DON'T decide that just because this really cool thing in Rome is only 10 minutes out of your way, it would really be a shame to miss it. When you are planning your day the night before your excursion, you are probably relaxed and hydrated and a little loose from wine. In reality, the mobs make everything take longer, and though are certainly interesting and engaging, it takes up valuable stimulation space in your brain.

DON'T pack your schedule so full of "sights" that you miss out on the opportunity to stumble upon something magical. Poor is the tourist who hops from one sight to the next, crossing items off a list, and really experiencing nothing except the crowds. Leave space to wander, explore. The wonder of Rome is that there will be a beautiful column standing in the middle of an alley, with no sign and no explanation. With nobody in that alley but you, you can imagine what was once there. When you are cramped in the Coliseum jockeying for space on the railing, that visualization is much harder, despite your memories of Russel Crowe brandishing his sword at a lion in Gladiator.

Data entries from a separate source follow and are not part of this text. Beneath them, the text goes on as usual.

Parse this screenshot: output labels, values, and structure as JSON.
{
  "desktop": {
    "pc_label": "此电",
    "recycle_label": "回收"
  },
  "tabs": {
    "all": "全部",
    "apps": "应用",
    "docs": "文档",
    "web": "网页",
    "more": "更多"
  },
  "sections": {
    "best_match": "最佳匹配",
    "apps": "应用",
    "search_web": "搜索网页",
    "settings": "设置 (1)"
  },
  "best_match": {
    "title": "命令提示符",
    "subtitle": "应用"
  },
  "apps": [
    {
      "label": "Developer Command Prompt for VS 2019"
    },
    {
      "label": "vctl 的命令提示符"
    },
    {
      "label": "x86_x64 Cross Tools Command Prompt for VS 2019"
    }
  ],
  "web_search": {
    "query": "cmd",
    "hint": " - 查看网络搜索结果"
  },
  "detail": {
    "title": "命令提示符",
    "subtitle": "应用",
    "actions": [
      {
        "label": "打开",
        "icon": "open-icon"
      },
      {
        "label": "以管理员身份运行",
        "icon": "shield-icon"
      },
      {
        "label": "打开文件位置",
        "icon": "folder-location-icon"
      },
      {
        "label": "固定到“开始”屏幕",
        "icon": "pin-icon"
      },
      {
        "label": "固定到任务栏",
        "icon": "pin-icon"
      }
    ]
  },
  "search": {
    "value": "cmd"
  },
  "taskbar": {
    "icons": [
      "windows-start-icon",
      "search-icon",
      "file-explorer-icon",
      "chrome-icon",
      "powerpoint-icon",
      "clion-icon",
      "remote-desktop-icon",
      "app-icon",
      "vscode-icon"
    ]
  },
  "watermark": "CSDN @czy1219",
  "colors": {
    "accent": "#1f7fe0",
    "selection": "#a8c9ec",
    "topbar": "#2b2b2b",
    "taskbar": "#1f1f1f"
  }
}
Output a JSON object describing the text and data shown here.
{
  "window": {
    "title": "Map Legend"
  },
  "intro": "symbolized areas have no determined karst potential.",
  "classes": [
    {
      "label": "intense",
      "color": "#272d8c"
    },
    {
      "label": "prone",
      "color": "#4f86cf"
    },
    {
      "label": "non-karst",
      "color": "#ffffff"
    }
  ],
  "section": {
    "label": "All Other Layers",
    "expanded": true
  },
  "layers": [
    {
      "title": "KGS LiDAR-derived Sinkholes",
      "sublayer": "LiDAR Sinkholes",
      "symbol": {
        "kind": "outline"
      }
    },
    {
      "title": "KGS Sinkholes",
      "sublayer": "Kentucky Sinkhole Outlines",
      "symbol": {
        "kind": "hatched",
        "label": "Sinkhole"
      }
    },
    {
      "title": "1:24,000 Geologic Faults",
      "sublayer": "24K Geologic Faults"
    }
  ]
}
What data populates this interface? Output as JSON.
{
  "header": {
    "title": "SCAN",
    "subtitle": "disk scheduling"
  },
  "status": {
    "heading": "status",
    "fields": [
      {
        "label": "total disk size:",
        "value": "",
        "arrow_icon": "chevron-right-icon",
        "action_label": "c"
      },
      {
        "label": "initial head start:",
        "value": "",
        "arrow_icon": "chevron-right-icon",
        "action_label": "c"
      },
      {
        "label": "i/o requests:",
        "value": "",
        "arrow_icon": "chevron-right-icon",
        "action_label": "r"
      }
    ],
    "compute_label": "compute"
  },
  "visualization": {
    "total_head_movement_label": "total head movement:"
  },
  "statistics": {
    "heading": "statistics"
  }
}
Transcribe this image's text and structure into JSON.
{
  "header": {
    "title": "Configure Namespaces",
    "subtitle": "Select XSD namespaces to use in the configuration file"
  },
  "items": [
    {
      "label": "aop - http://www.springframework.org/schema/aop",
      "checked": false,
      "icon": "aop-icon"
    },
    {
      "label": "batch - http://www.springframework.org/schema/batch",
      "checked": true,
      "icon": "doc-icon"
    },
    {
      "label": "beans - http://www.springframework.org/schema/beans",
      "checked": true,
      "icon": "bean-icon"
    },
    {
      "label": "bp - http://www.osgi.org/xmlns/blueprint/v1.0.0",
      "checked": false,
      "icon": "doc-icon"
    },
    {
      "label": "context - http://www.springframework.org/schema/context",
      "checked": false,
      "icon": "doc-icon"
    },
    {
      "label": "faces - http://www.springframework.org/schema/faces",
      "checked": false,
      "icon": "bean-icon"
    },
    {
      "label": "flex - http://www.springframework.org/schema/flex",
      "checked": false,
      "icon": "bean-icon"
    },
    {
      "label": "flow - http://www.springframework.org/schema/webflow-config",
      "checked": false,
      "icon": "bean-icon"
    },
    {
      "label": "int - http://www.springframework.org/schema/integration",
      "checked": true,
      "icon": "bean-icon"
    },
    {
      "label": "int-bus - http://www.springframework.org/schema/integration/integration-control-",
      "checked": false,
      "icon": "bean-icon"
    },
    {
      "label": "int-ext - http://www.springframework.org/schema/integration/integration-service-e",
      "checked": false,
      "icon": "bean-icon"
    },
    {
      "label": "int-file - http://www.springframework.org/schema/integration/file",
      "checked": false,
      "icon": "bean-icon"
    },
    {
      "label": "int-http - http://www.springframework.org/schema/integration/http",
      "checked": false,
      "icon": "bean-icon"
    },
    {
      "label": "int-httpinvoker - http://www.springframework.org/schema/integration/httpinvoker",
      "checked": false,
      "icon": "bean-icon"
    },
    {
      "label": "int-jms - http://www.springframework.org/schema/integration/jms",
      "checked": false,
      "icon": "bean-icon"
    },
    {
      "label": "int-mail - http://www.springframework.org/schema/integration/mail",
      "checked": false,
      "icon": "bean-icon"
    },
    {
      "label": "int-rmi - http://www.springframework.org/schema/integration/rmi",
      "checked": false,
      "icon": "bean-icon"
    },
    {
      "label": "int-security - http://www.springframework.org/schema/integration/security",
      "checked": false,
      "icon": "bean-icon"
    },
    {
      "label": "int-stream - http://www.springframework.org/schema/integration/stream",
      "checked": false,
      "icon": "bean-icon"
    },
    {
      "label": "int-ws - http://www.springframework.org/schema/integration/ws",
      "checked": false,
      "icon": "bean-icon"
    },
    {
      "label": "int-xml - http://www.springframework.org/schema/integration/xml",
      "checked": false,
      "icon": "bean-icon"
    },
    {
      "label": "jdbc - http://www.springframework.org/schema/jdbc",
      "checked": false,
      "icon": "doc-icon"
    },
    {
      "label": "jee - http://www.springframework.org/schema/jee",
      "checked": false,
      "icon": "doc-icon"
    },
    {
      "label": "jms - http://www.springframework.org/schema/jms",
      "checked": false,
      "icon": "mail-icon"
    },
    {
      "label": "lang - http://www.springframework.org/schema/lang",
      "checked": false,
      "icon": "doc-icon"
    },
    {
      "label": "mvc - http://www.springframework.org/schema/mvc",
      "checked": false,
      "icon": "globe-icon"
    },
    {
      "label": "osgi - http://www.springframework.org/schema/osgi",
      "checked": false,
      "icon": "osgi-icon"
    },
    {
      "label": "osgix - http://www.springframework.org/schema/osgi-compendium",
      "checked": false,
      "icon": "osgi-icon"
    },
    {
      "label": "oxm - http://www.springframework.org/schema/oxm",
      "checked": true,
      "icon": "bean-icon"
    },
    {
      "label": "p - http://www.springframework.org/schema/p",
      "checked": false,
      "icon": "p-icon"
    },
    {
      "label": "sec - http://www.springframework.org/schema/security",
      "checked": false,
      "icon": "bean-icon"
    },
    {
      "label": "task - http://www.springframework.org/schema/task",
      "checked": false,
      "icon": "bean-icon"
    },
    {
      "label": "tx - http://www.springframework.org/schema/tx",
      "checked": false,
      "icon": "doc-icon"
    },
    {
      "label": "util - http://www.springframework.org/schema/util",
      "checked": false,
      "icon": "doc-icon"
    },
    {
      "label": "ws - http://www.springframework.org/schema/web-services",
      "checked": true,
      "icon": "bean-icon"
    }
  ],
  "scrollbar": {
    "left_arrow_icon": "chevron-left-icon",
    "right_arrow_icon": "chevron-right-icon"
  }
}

DON'T think one can just "pop in" to the Coliseum, so you might as well go since your ticket to the forum and the Palatine Hill includes all three sights. You can't pop in, and for a huge space, it is an energy drain of the largest degree. Maybe because of the crowds, maybe because the spirits of those that have lost their lives (and let's not forget their number or their innocence) exerts a pull on one's psyche. If you can skip it in good conscious, skip it. Note it's majesty from the outside, and be satisfied.

DON'T decide that you'll just find a place to eat dinner on the way back to the train station from the Forum. You may end up at place with illuminated geese, and strange pizza. Better to take the earlier train and just pick up dinner at the train station. You'll be glad you did when you can wake up your children the next morning for school without having to resort to bribing them with pastries.

DON'T forget your camera, fully loaded with battery power. You're going to need it.

What do you love about Rome? Tell us your favorite moments, highlights and lowlights, recommendations, and suggestions in the comments! And don’t forget to share this post with others!